Collected data:
____________________

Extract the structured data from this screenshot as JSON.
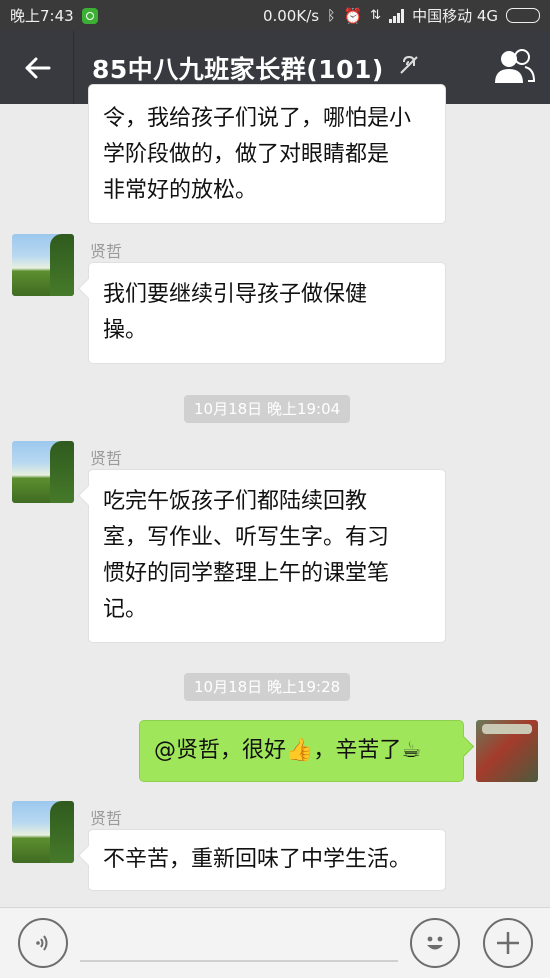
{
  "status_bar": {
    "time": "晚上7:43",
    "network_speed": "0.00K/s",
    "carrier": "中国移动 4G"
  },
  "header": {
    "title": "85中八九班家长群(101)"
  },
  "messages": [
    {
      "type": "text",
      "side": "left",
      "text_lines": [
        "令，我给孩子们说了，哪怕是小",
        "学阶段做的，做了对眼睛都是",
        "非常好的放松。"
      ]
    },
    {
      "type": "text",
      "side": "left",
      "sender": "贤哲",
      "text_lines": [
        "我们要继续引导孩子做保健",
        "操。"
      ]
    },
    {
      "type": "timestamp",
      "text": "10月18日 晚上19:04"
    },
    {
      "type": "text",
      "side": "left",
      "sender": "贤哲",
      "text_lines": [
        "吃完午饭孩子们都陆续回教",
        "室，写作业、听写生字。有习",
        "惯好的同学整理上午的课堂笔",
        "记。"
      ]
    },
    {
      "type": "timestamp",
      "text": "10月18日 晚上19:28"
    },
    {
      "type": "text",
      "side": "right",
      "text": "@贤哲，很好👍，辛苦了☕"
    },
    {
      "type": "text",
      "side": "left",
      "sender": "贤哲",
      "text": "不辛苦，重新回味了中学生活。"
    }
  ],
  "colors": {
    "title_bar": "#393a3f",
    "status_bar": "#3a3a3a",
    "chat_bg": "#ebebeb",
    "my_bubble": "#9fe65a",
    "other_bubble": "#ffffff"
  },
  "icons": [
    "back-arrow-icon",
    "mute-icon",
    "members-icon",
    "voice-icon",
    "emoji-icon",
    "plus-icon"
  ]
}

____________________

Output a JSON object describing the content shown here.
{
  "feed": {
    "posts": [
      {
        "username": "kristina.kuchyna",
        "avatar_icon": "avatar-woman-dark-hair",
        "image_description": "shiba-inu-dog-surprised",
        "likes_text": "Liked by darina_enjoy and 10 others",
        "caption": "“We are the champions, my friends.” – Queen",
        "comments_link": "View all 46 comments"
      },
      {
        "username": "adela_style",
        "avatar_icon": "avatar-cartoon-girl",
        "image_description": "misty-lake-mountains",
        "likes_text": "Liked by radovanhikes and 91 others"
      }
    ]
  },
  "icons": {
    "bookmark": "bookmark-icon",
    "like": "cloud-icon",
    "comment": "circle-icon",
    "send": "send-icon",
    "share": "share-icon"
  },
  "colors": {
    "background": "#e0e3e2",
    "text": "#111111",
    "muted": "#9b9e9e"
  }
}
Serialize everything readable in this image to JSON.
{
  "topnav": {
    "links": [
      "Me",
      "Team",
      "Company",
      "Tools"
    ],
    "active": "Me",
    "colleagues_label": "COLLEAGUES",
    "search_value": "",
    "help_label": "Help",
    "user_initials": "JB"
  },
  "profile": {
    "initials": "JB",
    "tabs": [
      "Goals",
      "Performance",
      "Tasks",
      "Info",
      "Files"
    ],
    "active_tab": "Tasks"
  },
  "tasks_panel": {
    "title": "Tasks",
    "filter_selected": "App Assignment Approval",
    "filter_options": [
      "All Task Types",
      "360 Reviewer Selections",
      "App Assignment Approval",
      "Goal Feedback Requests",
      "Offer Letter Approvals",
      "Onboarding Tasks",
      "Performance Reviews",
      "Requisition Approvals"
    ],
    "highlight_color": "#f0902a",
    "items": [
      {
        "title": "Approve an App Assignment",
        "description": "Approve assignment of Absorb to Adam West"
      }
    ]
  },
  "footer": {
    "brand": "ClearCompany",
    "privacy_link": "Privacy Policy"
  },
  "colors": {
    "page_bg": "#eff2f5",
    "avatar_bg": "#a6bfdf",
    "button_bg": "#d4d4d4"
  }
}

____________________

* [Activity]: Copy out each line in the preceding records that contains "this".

* [Response]:
Extract the structured data from this screenshot as JSON.
Serialize everything readable in this image to JSON.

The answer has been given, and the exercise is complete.